Rising out of the same kind of mundane death-related British humor from films like Kind Hearts and Coronets and The Trouble with Harry, Sightseers is sprinkled with moments of scathing clarity but is too often bogged down in one-note transparency. We get it. It’s funny because Tina and Chris treat murder like light-hearted shenanigans.

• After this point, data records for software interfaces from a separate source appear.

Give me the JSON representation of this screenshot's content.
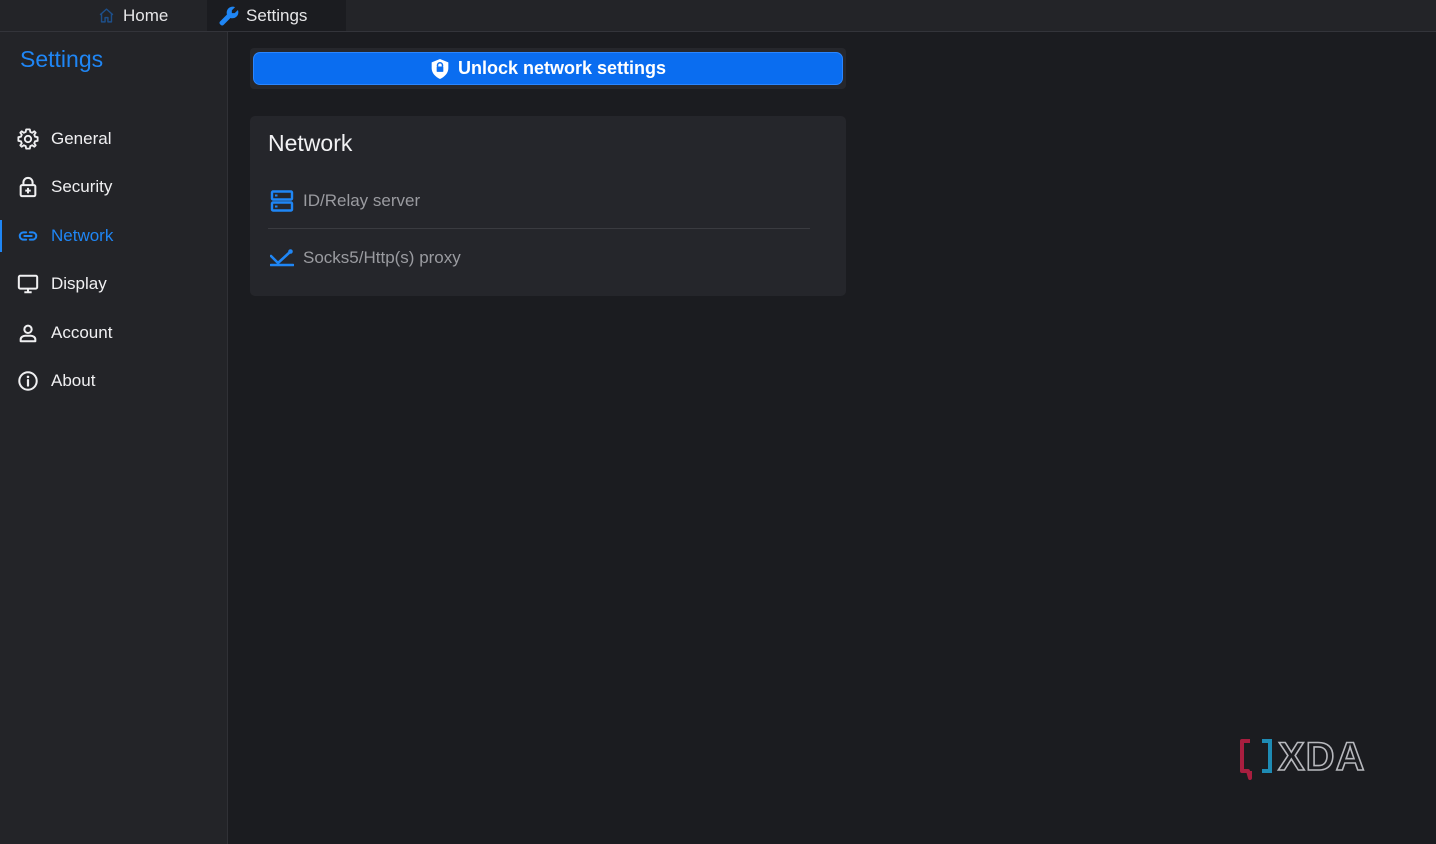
{
  "tabs": [
    {
      "label": "Home",
      "icon": "home-icon"
    },
    {
      "label": "Settings",
      "icon": "wrench-icon",
      "active": true
    }
  ],
  "sidebar": {
    "title": "Settings",
    "items": [
      {
        "label": "General",
        "icon": "gear-icon"
      },
      {
        "label": "Security",
        "icon": "lock-icon"
      },
      {
        "label": "Network",
        "icon": "link-icon",
        "active": true
      },
      {
        "label": "Display",
        "icon": "monitor-icon"
      },
      {
        "label": "Account",
        "icon": "user-icon"
      },
      {
        "label": "About",
        "icon": "info-icon"
      }
    ]
  },
  "main": {
    "unlock_button": {
      "label": "Unlock network settings",
      "icon": "shield-icon"
    },
    "network_card": {
      "title": "Network",
      "rows": [
        {
          "label": "ID/Relay server",
          "icon": "server-icon"
        },
        {
          "label": "Socks5/Http(s) proxy",
          "icon": "proxy-icon"
        }
      ]
    }
  },
  "watermark": {
    "text": "XDA"
  },
  "colors": {
    "accent": "#1f86f5",
    "button": "#0a6df0",
    "background": "#1b1c20",
    "sidebar": "#232428",
    "card": "#25262b",
    "muted_text": "#9a9ba0"
  }
}
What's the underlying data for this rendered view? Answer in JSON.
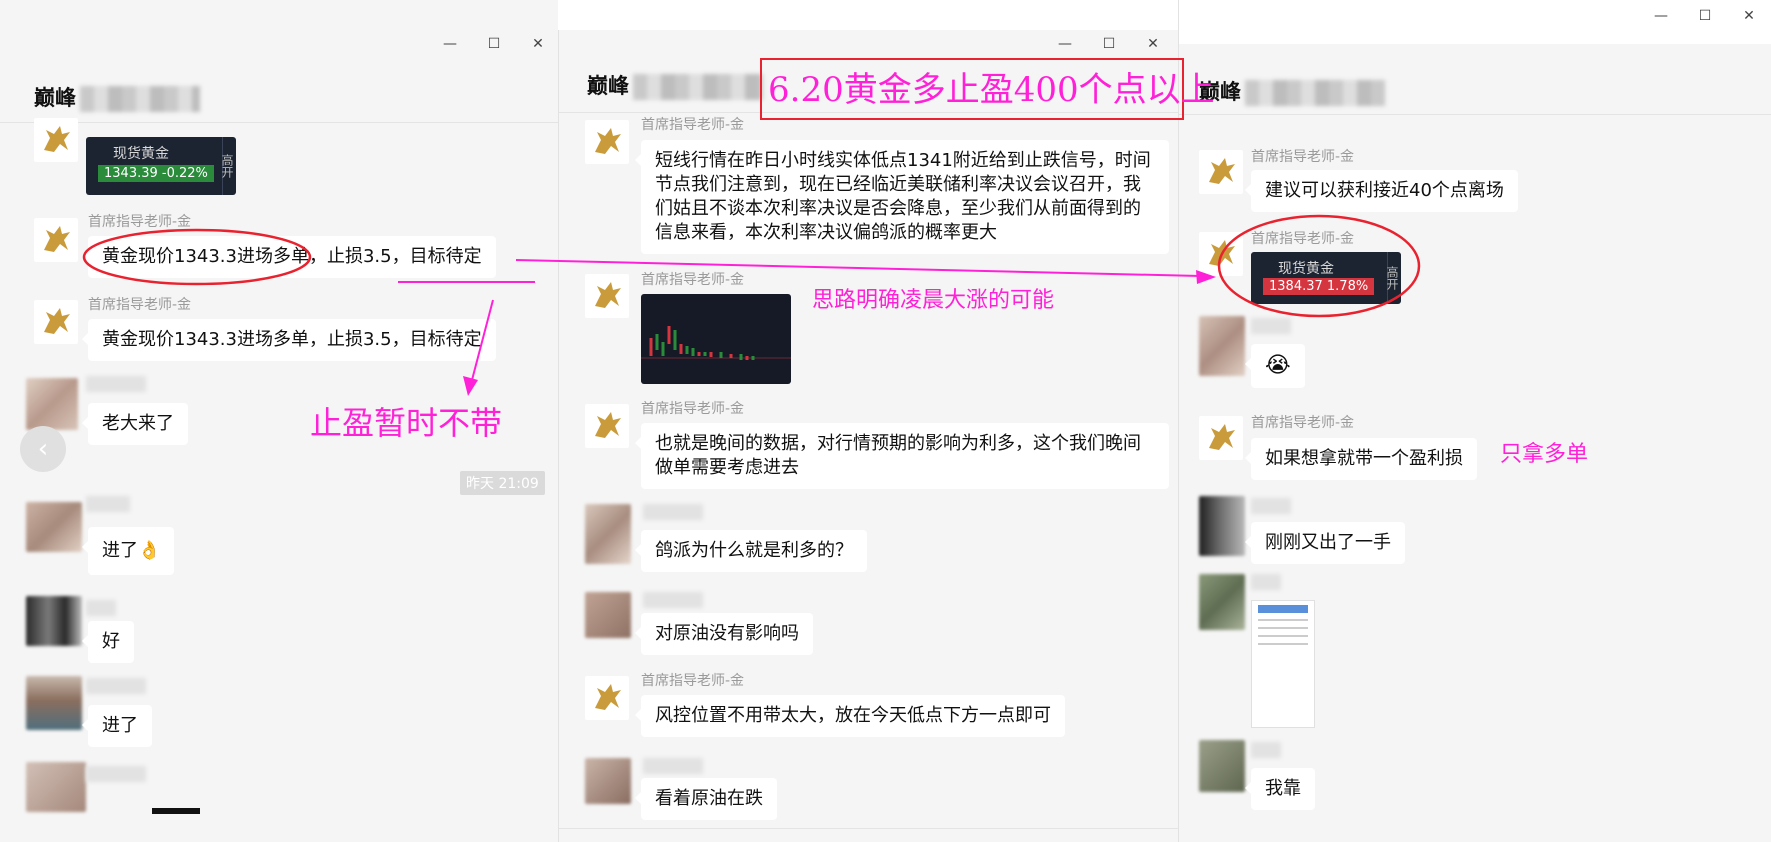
{
  "colors": {
    "annotation": "#ff21d8",
    "circle": "#e8232f",
    "rise": "#d4353f",
    "fall": "#2a8c3a",
    "bg": "#f5f5f5"
  },
  "left": {
    "title": "巅峰",
    "controls": {
      "min": "—",
      "max": "☐",
      "close": "✕"
    },
    "stock_card": {
      "name": "现货黄金",
      "value": "1343.39  -0.22%",
      "side": "高开"
    },
    "messages": [
      {
        "nick": "首席指导老师-金",
        "text": "黄金现价1343.3进场多单，止损3.5，目标待定"
      },
      {
        "nick": "首席指导老师-金",
        "text": "黄金现价1343.3进场多单，止损3.5，目标待定"
      },
      {
        "text": "老大来了"
      },
      {
        "text": "进了👌"
      },
      {
        "text": "好"
      },
      {
        "text": "进了"
      }
    ],
    "time_badge": "昨天 21:09",
    "nav_icon": "‹"
  },
  "mid": {
    "title": "巅峰",
    "controls": {
      "min": "—",
      "max": "☐",
      "close": "✕"
    },
    "messages": [
      {
        "nick": "首席指导老师-金",
        "text": "短线行情在昨日小时线实体低点1341附近给到止跌信号，时间节点我们注意到，现在已经临近美联储利率决议会议召开，我们姑且不谈本次利率决议是否会降息，至少我们从前面得到的信息来看，本次利率决议偏鸽派的概率更大"
      },
      {
        "nick": "首席指导老师-金"
      },
      {
        "nick": "首席指导老师-金",
        "text": "也就是晚间的数据，对行情预期的影响为利多，这个我们晚间做单需要考虑进去"
      },
      {
        "text": "鸽派为什么就是利多的？"
      },
      {
        "text": "对原油没有影响吗"
      },
      {
        "nick": "首席指导老师-金",
        "text": "风控位置不用带太大，放在今天低点下方一点即可"
      },
      {
        "text": "看着原油在跌"
      }
    ]
  },
  "right": {
    "title": "巅峰",
    "controls": {
      "min": "—",
      "max": "☐",
      "close": "✕"
    },
    "stock_card": {
      "name": "现货黄金",
      "value": "1384.37  1.78%",
      "side": "高开"
    },
    "messages": [
      {
        "nick": "首席指导老师-金",
        "text": "建议可以获利接近40个点离场"
      },
      {
        "nick": "首席指导老师-金"
      },
      {
        "text": "😭"
      },
      {
        "nick": "首席指导老师-金",
        "text": "如果想拿就带一个盈利损"
      },
      {
        "text": "刚刚又出了一手"
      },
      {
        "text": "我靠"
      }
    ]
  },
  "annotations": {
    "headline": "6.20黄金多止盈400个点以上",
    "no_tp": "止盈暂时不带",
    "clear_idea": "思路明确凌晨大涨的可能",
    "only_long": "只拿多单"
  }
}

Alice Lowe and Steve Oram created these characters and wrote the film, which Ben Wheatley then directed. Tina and Chris are both pretty pitiful individuals with Chris lacking for creativity and swamped in resentful class issues and Tina a repressed dog psychology obsessive whose life has passed by taking care of her deeply unpleasant mother. Though it boasts two fantastic lead performances, my main problem with Sightseers is that they are seen as pathetic creatures. They are not depicted with an adoptive get-on-board-the-murder-train sympathetic glee, even if Wheatley and co do a good job of entrenching us into their mindsets. They are depicted with one-note pity, as sad adults in arrested development. You don’t root for them and I wanted to be rooting for them.
The trajectory of their road trip, and the film, is a lovingly crafted smaller sights of Northern England tour (the Pencil Museum!) There are shots, like the one above, that Wheatley employs that have either Oram or Lowe staring straight into the camera that are involving instigating moments. And that final scene is tops; truly tops and the kind of biting jab the rest of the film was trying to execute with intermittent success. Basically, Scott Tobias’ NPR review perfectly sums up how I felt about it. He articulated it way better than I ever could.
Known as pretty much the first prison film, The Big House establishes a well-known prototype whilst stretching out the boundaries of its own blueprint. Basically, it tweaks its own formula while simultaneously establishing it. Writer Frances Marion became the first female to win a non-acting Oscar for her screenplay and a lot of prison visits and research went into her preparation. So the film is on one level a critique of the prison system, namely the indoctrination process and life within a microcosm society. Overcrowding, poor care, conformity, discipline and the authorial rot are all addressed.
We expect to sympathize with Robert Montgomery’s Kent, a Tobias Beecher-lite audience surrogate, with the touted up big-shots of Chester Morris and Wallace Beery as our troublemakers. In fact, Montgomery’s shifty snitch-fish out of water is seen as the enemy. Morris and Beery, united by loyalty and an inside-out pattern of established friendship are actually the ones with which we sympathize. Chester Morris, who had yet to impress me in a film, is fantastic here. And Beery, in a role that brought him back on top elicits the perfect dangerous but soft lovable aura, even as he talks about his murder rap and knocking dames teeth in. A rare gift that. The two have such memorable chemistry and you become very attached to their camaraderie.
George W. Hill gets around the stilted blocking of early talkies by mixing it up where he can. He creates a claustrophobic atmosphere of sweat and brawn, using boxed-in framing and dark strips and towering architectural structure which threatens to weigh down on the prisoners. There is also a lot of panning and effective use of close-up. Montgomery’s darting eyes are so well-captured in the second half. You are just waiting for him to explode with quaking fear. And finally, the climax of the film is a thrillingly-mounted event of smoky chaos and uncontrollable gunfire. In short, this ranks up among my favorite Pre-Code films.